Nate: You’ve got that right. They wore about three different styles of uniform that year, while just about everyone on the team had a different hat.

Dave: Yeah, some of the uniforms had Macon spelled out, some just had an M, and some of the kids had peace signs on their hats. It was a complete hodgepodge because there was no money for equipment. They had two bats, and one time, before a game, when they both broke, a parent had to run to the local hardware store and buy two more so they would be able to hit.

Nate: It’s hard to believe a team in this kind of a situation could make a run through the state tournament, but that’s what Macon did, beating some schools that are much bigger along the way.

Dave: They actually thought the year before was going to be their big year, but they ended up having a couple of players ruled ineligible, so they were eliminated from the playoffs. But they came back the next year and were even better, and finally earned their shot at the state tournament.

Nate: One thing I really loved about this book was that it felt real. While it certainly had a “Hoosiers” quality to it, it wasn’t just the formulaic team coming together, beating the odds, and winning a championship type of story. There was adversity faced by the team, the individual players, and the coach – and not every game turns out the way you might think. It’s a wild ride, but also one where the reality of life intervenes.

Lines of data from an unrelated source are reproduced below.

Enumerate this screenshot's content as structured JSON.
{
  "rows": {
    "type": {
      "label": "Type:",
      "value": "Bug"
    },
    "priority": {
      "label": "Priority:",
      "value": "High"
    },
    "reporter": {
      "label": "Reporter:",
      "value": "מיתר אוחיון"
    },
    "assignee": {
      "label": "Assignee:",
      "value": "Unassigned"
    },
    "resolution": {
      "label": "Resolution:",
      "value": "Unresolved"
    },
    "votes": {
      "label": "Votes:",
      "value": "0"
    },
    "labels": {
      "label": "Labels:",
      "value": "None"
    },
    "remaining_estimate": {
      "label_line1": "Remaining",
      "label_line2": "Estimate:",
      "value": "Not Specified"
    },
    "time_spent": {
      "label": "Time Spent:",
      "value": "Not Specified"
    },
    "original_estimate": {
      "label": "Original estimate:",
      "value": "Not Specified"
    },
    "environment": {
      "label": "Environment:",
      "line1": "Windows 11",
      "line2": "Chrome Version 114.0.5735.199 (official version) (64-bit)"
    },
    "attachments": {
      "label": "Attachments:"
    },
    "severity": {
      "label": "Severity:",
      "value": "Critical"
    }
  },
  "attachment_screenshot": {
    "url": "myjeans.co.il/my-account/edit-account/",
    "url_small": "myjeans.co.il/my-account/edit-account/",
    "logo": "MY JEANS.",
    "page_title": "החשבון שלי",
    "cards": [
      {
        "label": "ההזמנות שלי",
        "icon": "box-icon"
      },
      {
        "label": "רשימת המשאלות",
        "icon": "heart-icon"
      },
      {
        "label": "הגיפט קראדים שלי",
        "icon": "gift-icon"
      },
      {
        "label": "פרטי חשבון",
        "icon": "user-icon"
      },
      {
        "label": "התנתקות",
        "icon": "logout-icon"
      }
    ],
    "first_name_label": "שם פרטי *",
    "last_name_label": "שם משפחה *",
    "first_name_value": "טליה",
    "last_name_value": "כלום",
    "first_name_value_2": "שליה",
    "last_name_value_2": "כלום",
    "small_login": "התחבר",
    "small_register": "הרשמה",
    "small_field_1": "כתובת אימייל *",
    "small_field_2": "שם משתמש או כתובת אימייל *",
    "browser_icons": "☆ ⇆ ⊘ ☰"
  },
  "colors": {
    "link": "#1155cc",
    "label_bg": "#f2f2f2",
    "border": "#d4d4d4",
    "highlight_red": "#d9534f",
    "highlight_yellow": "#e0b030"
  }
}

Dave: I loved some of the kids on the team. There was only one real “star” on the team who would go on to play baseball professionally. The rest were moderately talented kids who were able to put it all together as a team despite their individual shortcomings. I especially loved their left handed starting pitcher who, despite having no fastball whatsoever, could somehow get anyone out with his slow curve.  He was a kid I think anyone could really root for and relate to.

Nate: I thought the administrator who hired Lynn Sweet was pretty interesting as well.

Dave: Absolutely. He knew that the kids in the school district were sheltered from what was going on in the world, so it was his goal to bring in a variety of viewpoints to give them an idea of what was really out there. I think that was important for the kids in Macon.

Nate: And interestingly enough, none of the baseball team parents had an issue with Sweet. His ideas might have been off the beaten path, but they obviously saw what an effect he was having on their kids, and they embraced him. I think most people can relate to having a coach or a teacher who served as a role model for them when they were growing up, which is exactly what Lynn Sweet was.

Dave: Which is one reason why I would recommend this book to just about anyone. Although it focuses on the success of a baseball team, the reality is that it’s a story about how important leadership is and how important and influential one person can be on a group of kids.

  • Chris Collins

    Dear Dave and Nate,
    Thank you for an interesting review about the Macon Ironmen. Couple corrections. First, the pitcher who threw the curveball was also a righty, not a lefty as you mentioned. Also, Steve Shartzer was the best overall player on the team but there were others with talent of note. One being Brian Snitker who played at UNO and also played professionally and Stuart Arnold who still holds records at Millikin Univ in Decatur Illinois. All but one of those players played college ball.

    Thanks again,
    Chris Collins
    713-703-4836

  • Nate

    Chris,

    Thank you for reading our review and commenting! Looking back at our comments on the team, I think you’re correct that we didn’t give the rest of the players enough credit for their talents. You’re absolutely right that several other players went on to play beyond high school, and successfully at that. I guess Steve Shartzer was the one who stood out to us, but that shouldn’t diminish the talents of the rest of the team. So thank you for sharing their accomplishments.

    And you’re absolutely right about John Heneberry being a righty. For some reason we remembered him as a lefty – I don’t know if it was because we associate slow curves with lefties or what.

    Anyway thanks again for reading, and for your comments!